The regional cuisines of France are the bedrock of Gallic gastronomy, since almost every part of the country has its own produce and cooking style and has contributed signature dishes to the French kitchen.
Regional cooking really took off after 1842, when the government agreed to fund rail projects – many of the original lines were paid for by private investors, so by 1870 almost every major town in France was served by a rail link.
Suddenly, the glittering capital was accessible from every corner of France, making it a beacon for everyone who craved the glamour and opportunities of the big, beautiful, sophisticated city, including many ambitious chefs from the provinces.
The annexation of Alsace by Germany after the French defeat in the Franco-Prussian war (1870-71) sent a wave of Alsatians to Paris, resulting in Alsatian cuisine becoming well-known in the capital. Alsace, the north-eastern region of France, on its border with Germany, is especially well represented in Paris today.
L’Alsace , a stylish brasserie on the Champs-Élysées, and Bofinger, a lively brasserie in the Marais that opened in 1864, both serve an excellent choucroute garni – a hearty Alsatian classic of sauerkraut, garnished with various types of sausage and cuts of pork, that’s become much loved by Parisians. Also in the Marais, L’Alsacien has the cosy décor of a typical Alsatian winstub, a sort of Alsatian take on the bistro, and specialises in flammekueche, a fine open tart topped with crème fraîche, onions, smoked bacon slivers, and various other garnishes, including munster cheese. They also serve a flammekueche for vegans, where the bacon is replaced by smoked tofu, and offer a number of vegetarian options as well.
The natives of other regions, like Brittany, moved to Paris in large numbers in search of work, with many Bretons settling near the Gare Montparnasse, where trains arrive from Brittany. Some of them opened crêperies, which became an immediate hit with Parisians. Today, there’s crêperies in almost every Paris neighbourhood, and the pancakes have been stylishly updated at places such as the Little Breizh in Saint-Germain-des-Prés by the use of high quality produce, including stoneground buckwheat flour and Bordier butter from Saint-Malo. Start with a galette – a buckwheat flour crepe offered with a variety of savoury garnishes, including eggs, ham, and mushrooms, and finish up with a sweet crepe with caramel sauce or just melted butter and sugar.
The succulent cooking of Lyon, the food-loving Rhone Valley city, is represented by the beautiful long-running belle epoque restaurant Aux Lyonnais , which is located in the heart of the city near the old French stock market and is today run by chef Alain Ducasse. For a truly Lyonnais feast, order an assortment of charcuterie from Charcuterie Sibilia and then tuck into the quenelles: fluffy pike dumplings, in satiny sauce Nantua, which is made with crayfish.
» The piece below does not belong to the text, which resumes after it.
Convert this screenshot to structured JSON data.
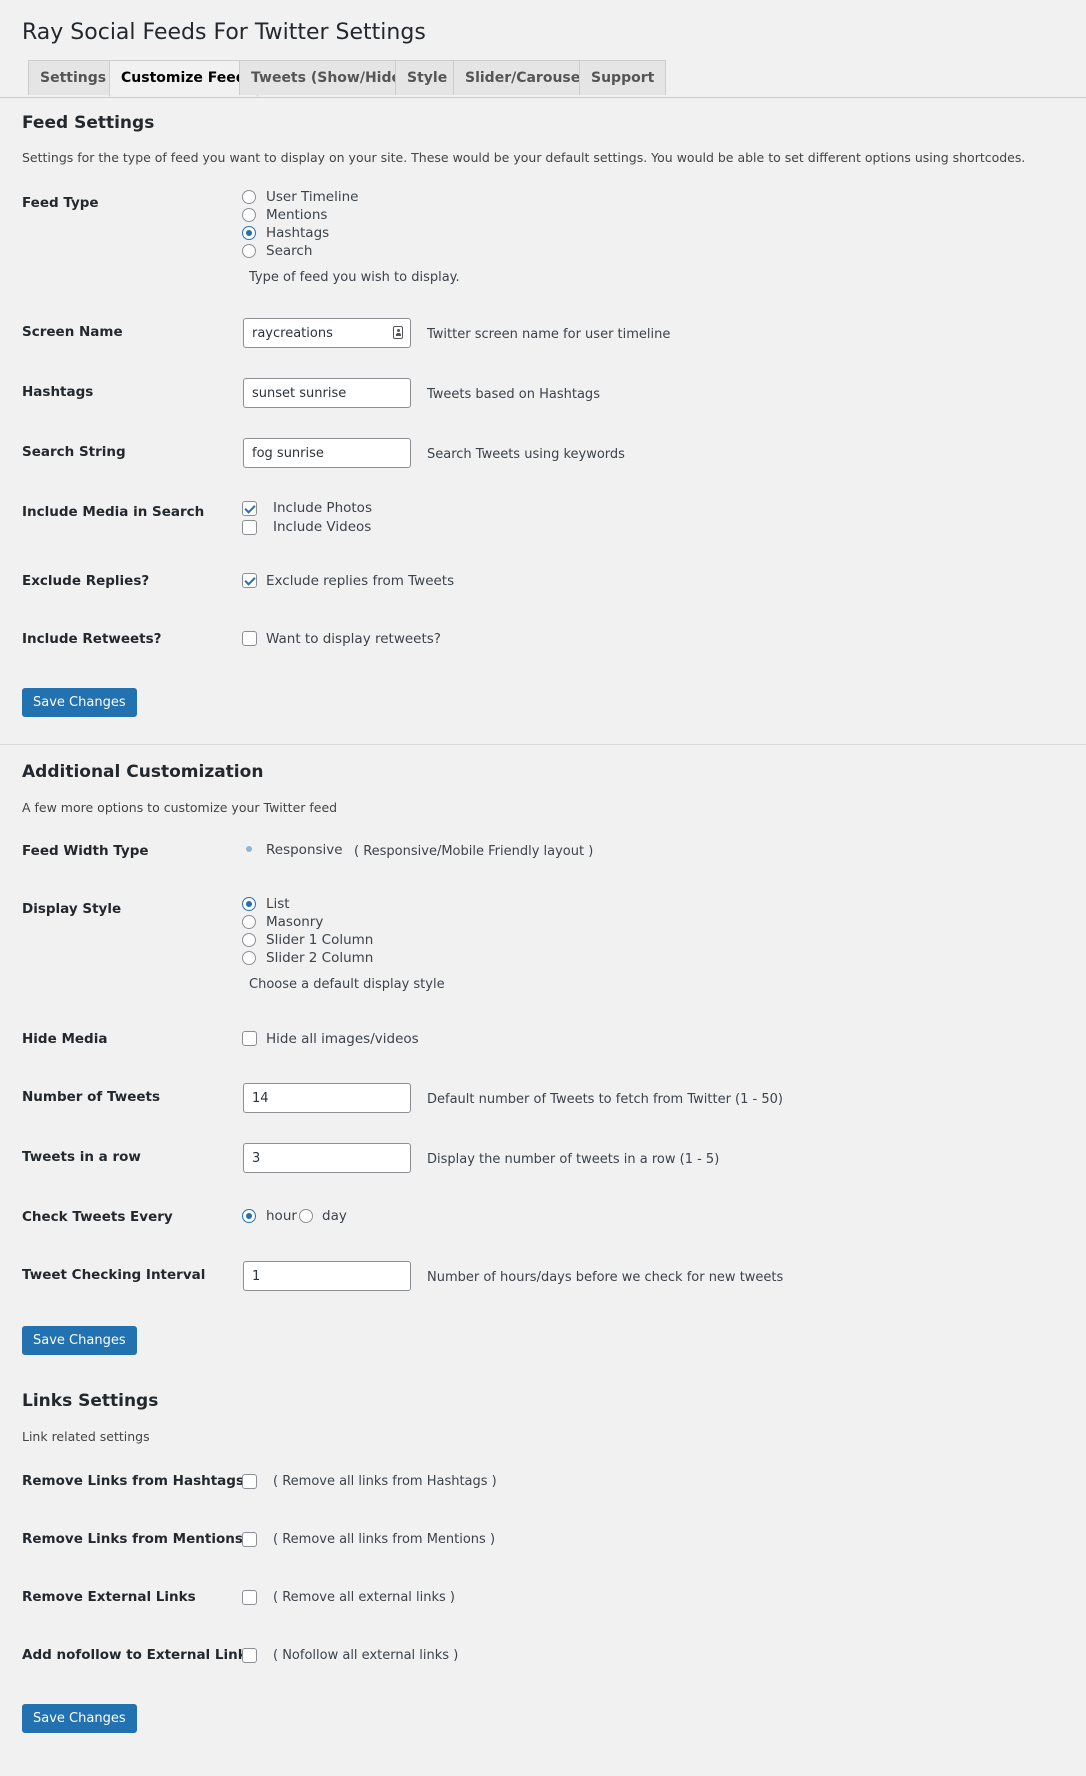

Finish up with a cheese plate from La Mere Richard, the famous fromagerie in Les Halles de Lyon, the city’s main food market, or the tarte et île flottante aux pralines roses (crushed candied almonds).
The popularity of cheese-rich Savoyard cooking exploded when the French middle classes began skiing in the Alps and developed a taste for such classics as fondue and raclette. Three popular addresses for these convivial dishes are Le Chalet Savoyard , Le Refuge des Fondus and Les Fondus de la Raclette .
Recently, a new generation of chefs have begun opening regional restaurants that offer modern takes on the traditional cooking of their home turf to make these cuisines more appealing to increasingly health- and calorie-conscious Parisians. A delicious example is Baieta , where young chef Julia Sedefdjian serves up a personal take on the cuisine of Nice, her hometown. Cooking professionally since she was 17, she received her first Michelin star when she was 21.
“French cooking is a sort of synthesis of the country’s regional kitchens,” says Sedefdjian, whose signature dish is her ‘bouillabaieta’, a deconstructed bouillabaisse composed of various types of steamed fish, baby squid, and chunks of potato. Other great dishes to try here include the jaune d’oeuf croustillant, an egg yolk inside a hollow deep-fried sphere of breadcrumbs on a bed of raw and smoked haddock, and the aioli of yellow pollack with baby vegetables, quail’s eggs and garlic mayonnaise.
Chef Julien Duboué, a native of south-west France, also demonstrates how regional French cooking can inspire both fine dining and fast food. At his Rue du Quatre-Septembre restaurant A Noste – as well as having a fine-dining area upstairs – Duboué serves Basque tapas and taloa, or big, juicy Basque sandwiches stuffed with confit de canard (duck preserved in its own fat), hot chorizo or pork belly in a casual space on the ground floor. At every point of the compass, there’s great gastronomy in Gaul, and it’s easy to find without ever leaving Paris.